Yes, been there, said that—and let’s be honest: we’ve ALL uttered this phrase before. But how accurate is it really?
We all say we have “no time” to do what we want. But in reality many of us whom say this statement “overspend” time on various activities that are not for our highest good, which serve as distractors because we have anxiety over being able to have exactly what we want (usually due to our own false and limiting beliefs, but that’s a blog for another day!). It’s easy to get off track given all the distractors we have thrown at us from all directions each day.
So why do we divert our attention from our inner selves and focus so much on the external (consumption) instead (shopping, dining out, cars, luxury goods, drugs, alcohol…) and avoiding potentially fulfilling and beneficial activities because we are afraid, bored, or just in the habit of doing so.
What are your distractor factors?
- Do you perhaps watch TV instead of finishing a work project?
- Do you go shopping when you feel down and put everything on a credit card (when you only have $5 left in your bank account)?
- Do you spend what may amount to hours engaging in social media—each day?
Don’t get me wrong, we need activities for rejuvenating and nourishing ourselves, or just for fun but sometimes we go overboard and these same activities actually harm us by taking us away from valuable/advantageous activities. The point is not to judge, but just to become aware of time which we may be able to put to more productive use (or even to be used for self-care—such an important thing!)
A simple way to become conscious of what might be your “distractor factors” is to reflect on the past few days with these 6 Questions:
- When did you procrastinate to avoid something?
- How did you procrastinate (what did you do instead)?
- Why do you think you avoided it? (this is huge!)
- How much valuable time do you think you could have saved if you had engaged in the activity sooner?
- How did you feel when you avoided the activity?
- How did you feel when you finally did the activity?
The more conscious you are of your distractors, the more you are able to be empowered and limit the time you spend on them. And trust me—the better you’ll feel. It may not be feasible to completely take them out right away, in fact I wouldn’t recommend that because it’s a relapse waiting to happen, but you can begin to decrease the amount of time spent on said distractor.
As awareness grows, you may find your distractors (and time spent distracting) decrease. As this happens, you will notice you have more time to spend on necessary things (like paying the bills, cooking dinner…), self-care (walk in the park, hot bath, listening to relaxing music), and joyful activities (spending time with loved ones, engaging in favorite hobbies).
For me personally, I dislike and avoid public speaking at all costs. And when I am forced to do it, I fret about it daily (and hourly!) until it is over. But the feeling I get when it’s over (even if I didn’t do the greatest job on the presentation) is indeed exhilarating! It is a success in itself that I survived (haha), and that should be celebrated!
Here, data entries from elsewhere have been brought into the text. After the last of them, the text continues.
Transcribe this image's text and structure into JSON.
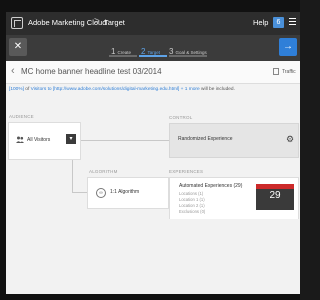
{
  "colors": {
    "accent": "#2f7fd8",
    "topbar": "#2d2d2d",
    "stepbar": "#3b3b3b"
  },
  "topbar": {
    "app_name": "Adobe Marketing Cloud",
    "separator": ">",
    "section": "Target",
    "help": "Help",
    "badge": "6"
  },
  "steps": [
    {
      "num": "1",
      "label": "Create",
      "active": false
    },
    {
      "num": "2",
      "label": "Target",
      "active": true
    },
    {
      "num": "3",
      "label": "Goal & Settings",
      "active": false
    }
  ],
  "stepbar": {
    "close": "✕",
    "next": "→"
  },
  "activity": {
    "back": "‹",
    "title": "MC home banner headline test 03/2014",
    "traffic_label": "Traffic"
  },
  "info": {
    "percent": "[100%]",
    "of": " of ",
    "visitors_link": "Visitors to [http://www.adobe.com/solutions/digital-marketing.edu.html] + 1 more",
    "suffix": " will be included."
  },
  "headers": {
    "audience": "AUDIENCE",
    "control": "CONTROL",
    "algorithm": "ALGORITHM",
    "experiences": "EXPERIENCES"
  },
  "audience": {
    "label": "All Visitors",
    "dropdown": "▾"
  },
  "control": {
    "label": "Randomized Experience"
  },
  "algorithm": {
    "label": "1:1 Algorithm"
  },
  "experiences": {
    "title": "Automated Experiences (29)",
    "locations": "Locations (1)",
    "location1": "Location 1 (1)",
    "location2": "Location 2 (1)",
    "exclusions": "Exclusions (0)",
    "thumb_count": "29"
  }
}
Oftentimes, once we do finish the activity, we feel SO much better. We are on cloud nine! So why delay that wonderful feeling? Increase your consciousness of your personal distractor factors so you can begin living more productively, purposefully, and presently.
Also, remember to take a second and celebrate yourself for getting an important task done. Mentally congratulate yourself (or even give yourself a prize for completion: a piece of dark chocolate, a 15 minute break to take a stroll outside, etc). I mean hey, this is your life and nothing wrong with having a lil’ personal reward system in place.